May 05 2014
The Wall Street Journal explains what I’m doing in suing the law-breaking Obama administration over its special deal for congressional health benefits:
“Under the Constitution, Congress is supposed to create and amend laws and the President to faithfully execute them, but Mr. Obama has grabbed inherent Article I powers by suspending or rewriting statutes he opposes.”
He does this after politically calculating that no one is going to successfully challenge him. Except . . .
“In one notable case, Wisconsin Senator Ron Johnson is suing the White House over the ObamaCare regulatory carve-out that conjured up special subsidies for Members and staffers who were supposed to give up federal employee health benefits to join the insurance exchanges.
“Mr. Johnson argues that because Members must designate which staffers do and don't participate, the rule imposes a nontrivial administrative burden—i.e., he has standing to sue because the rule harms his office, not because he is a U.S. Senator. More to the point, Mr. Johnson claims that the rule forces him to become personally complicit in law breaking and thus damages his political reputation. Several appeals court precedents hold that elected officials who must maintain the public trust suffer injuries when their credibility is undermined, including a 1993 D.C. Circuit ruling by now-Justice Ruth Bader Ginsburg.”
This matters. The Journal points out that the administration is fighting over “standing,” or, the right to sue, because it doesn’t want courts to hear the merits of the case:

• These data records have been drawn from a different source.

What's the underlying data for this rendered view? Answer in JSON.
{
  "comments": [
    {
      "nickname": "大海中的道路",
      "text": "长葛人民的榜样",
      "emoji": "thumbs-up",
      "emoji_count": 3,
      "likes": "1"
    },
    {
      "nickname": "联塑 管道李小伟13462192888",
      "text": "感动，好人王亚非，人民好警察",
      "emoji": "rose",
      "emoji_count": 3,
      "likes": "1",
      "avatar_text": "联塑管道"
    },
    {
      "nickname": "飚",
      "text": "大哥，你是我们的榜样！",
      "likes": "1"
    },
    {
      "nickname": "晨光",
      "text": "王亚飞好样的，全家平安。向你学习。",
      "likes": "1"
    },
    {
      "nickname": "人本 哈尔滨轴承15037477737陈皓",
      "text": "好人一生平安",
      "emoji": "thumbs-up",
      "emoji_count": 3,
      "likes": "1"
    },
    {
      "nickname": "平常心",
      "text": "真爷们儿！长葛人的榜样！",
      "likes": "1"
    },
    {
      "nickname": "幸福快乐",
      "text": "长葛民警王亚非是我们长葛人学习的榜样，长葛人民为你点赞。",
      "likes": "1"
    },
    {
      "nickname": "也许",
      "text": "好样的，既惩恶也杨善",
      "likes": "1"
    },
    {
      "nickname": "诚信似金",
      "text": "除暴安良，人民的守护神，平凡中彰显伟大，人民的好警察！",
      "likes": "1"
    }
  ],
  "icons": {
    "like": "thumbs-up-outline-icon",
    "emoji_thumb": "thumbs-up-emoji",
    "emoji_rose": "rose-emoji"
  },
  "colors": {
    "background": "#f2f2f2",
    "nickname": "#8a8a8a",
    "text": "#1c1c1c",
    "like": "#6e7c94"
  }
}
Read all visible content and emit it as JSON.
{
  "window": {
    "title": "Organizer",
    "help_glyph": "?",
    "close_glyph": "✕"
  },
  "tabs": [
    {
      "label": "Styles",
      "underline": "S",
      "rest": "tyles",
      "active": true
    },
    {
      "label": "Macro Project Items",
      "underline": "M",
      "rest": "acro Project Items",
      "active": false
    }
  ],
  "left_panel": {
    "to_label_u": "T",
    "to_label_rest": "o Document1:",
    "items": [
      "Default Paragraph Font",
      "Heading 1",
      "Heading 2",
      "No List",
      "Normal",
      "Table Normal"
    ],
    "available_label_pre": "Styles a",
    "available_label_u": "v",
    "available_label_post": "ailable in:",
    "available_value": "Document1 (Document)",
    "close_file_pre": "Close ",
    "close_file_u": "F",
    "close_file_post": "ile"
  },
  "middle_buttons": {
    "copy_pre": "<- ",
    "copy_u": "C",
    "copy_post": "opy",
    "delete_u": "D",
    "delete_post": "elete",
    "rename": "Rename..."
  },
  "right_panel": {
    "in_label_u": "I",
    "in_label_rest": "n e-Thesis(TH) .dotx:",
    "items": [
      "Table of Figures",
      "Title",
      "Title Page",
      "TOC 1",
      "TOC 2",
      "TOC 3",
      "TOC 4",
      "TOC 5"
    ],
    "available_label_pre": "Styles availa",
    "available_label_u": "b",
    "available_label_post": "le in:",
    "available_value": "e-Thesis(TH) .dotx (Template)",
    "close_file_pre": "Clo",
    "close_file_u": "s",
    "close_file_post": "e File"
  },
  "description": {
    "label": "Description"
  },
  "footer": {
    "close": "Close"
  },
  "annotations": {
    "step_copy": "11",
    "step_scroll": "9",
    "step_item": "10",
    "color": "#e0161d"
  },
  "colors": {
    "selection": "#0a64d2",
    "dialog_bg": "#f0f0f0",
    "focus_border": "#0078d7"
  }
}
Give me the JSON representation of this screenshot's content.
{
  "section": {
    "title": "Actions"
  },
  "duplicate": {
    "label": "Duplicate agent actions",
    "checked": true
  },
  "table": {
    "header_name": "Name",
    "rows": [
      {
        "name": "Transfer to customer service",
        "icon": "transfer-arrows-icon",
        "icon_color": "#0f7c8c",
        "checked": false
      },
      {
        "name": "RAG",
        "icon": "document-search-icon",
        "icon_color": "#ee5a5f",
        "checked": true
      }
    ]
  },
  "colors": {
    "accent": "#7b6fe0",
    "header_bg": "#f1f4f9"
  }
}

“The real import of his lawsuit is that it invites the courts to restore the proper separation of powers amid executive encroachment.”
The Journal also shines a light on a broader effort, by lawyers David Rivkin and Elizabeth Foley, to persuade the House to sue over the administration’s repeated usurping of Congress’ constitutional duties. The paper admirably explains how this would be consistent with a movement to rein in overreaching government and improve voters’ power to hold politicians accountable. Both efforts aim for the same goal, the paper says:
“If the executive branch is allowed to rewrite or suspend statutes, it is harder and in some cases impossible for voters to know which parties and spheres of the government to hold responsible. Political accountability is undermined.
“The legal establishment will dismiss Messrs. Johnson and Rivkin as cranks with no hope of success, but it has been wrong before.”
On C-SPAN, about why I am suing an administration that’s trying to give me a special deal.
I explain to Washington why this overreach must be stopped.
My own written explanation, in the Wall Street Journal.
. . . and in the Milwaukee Journal Sentinel.
. . . and in the Washington Times.
Fellow members of Congress sign on to the effort.
. . . and all the others are welcome to join in.